## AIM OF THE TASK
The records follow. Filter them to the lines that hold "value".

*** DATA FOR THIS TASK ***

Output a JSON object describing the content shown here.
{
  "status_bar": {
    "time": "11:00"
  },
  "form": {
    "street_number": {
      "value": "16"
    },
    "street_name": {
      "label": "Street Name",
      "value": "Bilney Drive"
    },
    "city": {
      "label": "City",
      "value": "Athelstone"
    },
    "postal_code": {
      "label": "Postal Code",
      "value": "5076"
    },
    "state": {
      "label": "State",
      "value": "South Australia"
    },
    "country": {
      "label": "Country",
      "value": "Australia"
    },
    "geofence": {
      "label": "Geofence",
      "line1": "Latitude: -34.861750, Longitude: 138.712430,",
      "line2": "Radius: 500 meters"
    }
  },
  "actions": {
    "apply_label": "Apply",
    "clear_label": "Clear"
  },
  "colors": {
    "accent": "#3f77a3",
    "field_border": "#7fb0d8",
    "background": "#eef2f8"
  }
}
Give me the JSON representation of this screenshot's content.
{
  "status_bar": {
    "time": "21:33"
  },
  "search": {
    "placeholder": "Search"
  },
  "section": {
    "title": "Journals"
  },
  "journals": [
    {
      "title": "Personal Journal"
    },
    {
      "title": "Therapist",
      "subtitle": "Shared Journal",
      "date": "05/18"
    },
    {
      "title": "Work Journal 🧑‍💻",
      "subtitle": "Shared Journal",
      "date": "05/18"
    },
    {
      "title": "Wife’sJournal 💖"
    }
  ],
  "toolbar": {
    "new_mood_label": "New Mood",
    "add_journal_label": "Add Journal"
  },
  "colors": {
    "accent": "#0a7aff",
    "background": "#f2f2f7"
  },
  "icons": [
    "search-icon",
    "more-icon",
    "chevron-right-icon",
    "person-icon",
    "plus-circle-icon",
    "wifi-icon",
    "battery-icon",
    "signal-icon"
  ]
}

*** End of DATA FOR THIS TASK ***

## YOUR SOLUTION
      "value": "16"
      "value": "Bilney Drive"
      "value": "Athelstone"
      "value": "5076"
      "value": "South Australia"
      "value": "Australia"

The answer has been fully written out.